References[edit]

  1. ^ "Pepero Day: Eight things you should know". koreatimes. 2014-11-11. Retrieved 2018-10-30.
  2. ^ 임, 혜선 (2021-01-28). "[2021 아시아소비자대상]오리지널 빼빼로만 37년간 32억갑 판매". 아시아경제 (in Korean). Retrieved 2021-05-01.
  3. ^ a b Imatome-Yun, Naomi. "November 11th is Pepero Day". About.com. Archived from the original on November 11, 2013. Retrieved November 11, 2013. CS1 maint: discouraged parameter (link)
  4. ^ a b c d 빼빼로데이 [Pepero Day] (in Korean). Parkmungak. Retrieved November 11, 2013. CS1 maint: discouraged parameter (link)
  5. ^ a b c Gale, Alastair (November 11, 2013). "On Pepero Day, a Japanese Rival Lurks". The Wall Street Journal. Dow Jones & Company. Retrieved November 11, 2013. CS1 maint: discouraged parameter (link)
  6. ^ "[SS현장] '빼빼로 데이' 일부 소비자 "과소비 조장"…롯데마트 "안 사면 그만"" (in Korean). Sportsseoul.com. November 11, 2013. Archived from the original on 2013-11-11. Retrieved November 11, 2013. CS1 maint: discouraged parameter (link)
  7. ^ "빼빼로데이". terms.naver.com (in Korean). Retrieved 2021-04-24.
  8. ^ 조, 은정 (November 11, 2008). "[TV] 빼빼로 데이 얄팍한 상술". 노컷뉴스. South Korea.
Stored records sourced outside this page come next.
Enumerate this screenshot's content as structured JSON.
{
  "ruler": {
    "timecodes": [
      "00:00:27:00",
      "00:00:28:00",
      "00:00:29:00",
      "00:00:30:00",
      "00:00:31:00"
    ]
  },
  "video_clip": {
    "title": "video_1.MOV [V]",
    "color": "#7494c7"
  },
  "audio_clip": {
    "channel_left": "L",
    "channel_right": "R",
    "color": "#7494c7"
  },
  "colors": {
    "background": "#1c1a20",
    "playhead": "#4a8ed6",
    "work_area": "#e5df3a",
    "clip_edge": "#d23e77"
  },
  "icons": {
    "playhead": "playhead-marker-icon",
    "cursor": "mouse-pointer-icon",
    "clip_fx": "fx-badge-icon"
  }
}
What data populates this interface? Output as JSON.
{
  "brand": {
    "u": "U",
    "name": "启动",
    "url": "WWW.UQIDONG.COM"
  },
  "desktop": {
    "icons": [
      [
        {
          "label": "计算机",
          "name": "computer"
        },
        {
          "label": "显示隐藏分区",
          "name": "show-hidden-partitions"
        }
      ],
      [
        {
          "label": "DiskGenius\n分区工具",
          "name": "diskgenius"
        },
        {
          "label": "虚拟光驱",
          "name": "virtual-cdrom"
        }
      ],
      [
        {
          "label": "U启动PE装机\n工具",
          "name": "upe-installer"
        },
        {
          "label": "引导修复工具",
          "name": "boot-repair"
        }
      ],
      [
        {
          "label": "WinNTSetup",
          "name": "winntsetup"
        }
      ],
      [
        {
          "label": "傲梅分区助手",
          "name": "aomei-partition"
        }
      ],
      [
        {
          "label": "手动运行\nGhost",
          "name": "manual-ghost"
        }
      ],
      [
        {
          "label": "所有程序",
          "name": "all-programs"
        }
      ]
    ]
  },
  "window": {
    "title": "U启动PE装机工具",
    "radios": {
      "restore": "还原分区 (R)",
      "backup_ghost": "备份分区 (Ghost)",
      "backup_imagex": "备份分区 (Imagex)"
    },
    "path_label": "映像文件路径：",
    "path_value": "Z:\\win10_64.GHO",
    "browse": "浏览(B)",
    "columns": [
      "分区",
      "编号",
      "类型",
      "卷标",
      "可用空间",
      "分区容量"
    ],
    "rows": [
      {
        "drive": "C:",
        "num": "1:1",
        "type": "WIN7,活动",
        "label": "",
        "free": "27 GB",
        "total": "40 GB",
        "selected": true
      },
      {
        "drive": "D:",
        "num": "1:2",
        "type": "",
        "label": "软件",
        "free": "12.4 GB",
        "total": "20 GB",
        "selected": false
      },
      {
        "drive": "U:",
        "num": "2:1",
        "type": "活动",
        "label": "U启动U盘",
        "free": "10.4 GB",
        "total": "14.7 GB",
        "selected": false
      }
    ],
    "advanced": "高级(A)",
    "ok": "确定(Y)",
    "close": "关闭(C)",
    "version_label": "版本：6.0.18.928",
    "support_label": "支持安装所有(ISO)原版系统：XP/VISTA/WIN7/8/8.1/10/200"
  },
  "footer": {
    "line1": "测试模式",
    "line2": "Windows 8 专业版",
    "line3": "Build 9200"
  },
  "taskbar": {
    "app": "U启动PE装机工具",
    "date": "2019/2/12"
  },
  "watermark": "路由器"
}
Retrieved April 24, 2021.
  9. ^ 김, 동철 (November 11, 2005). ""농사꾼은 빼빼로 과자보다 못한 존재"". 새전북신문. South Korea. Retrieved April 24, 2021.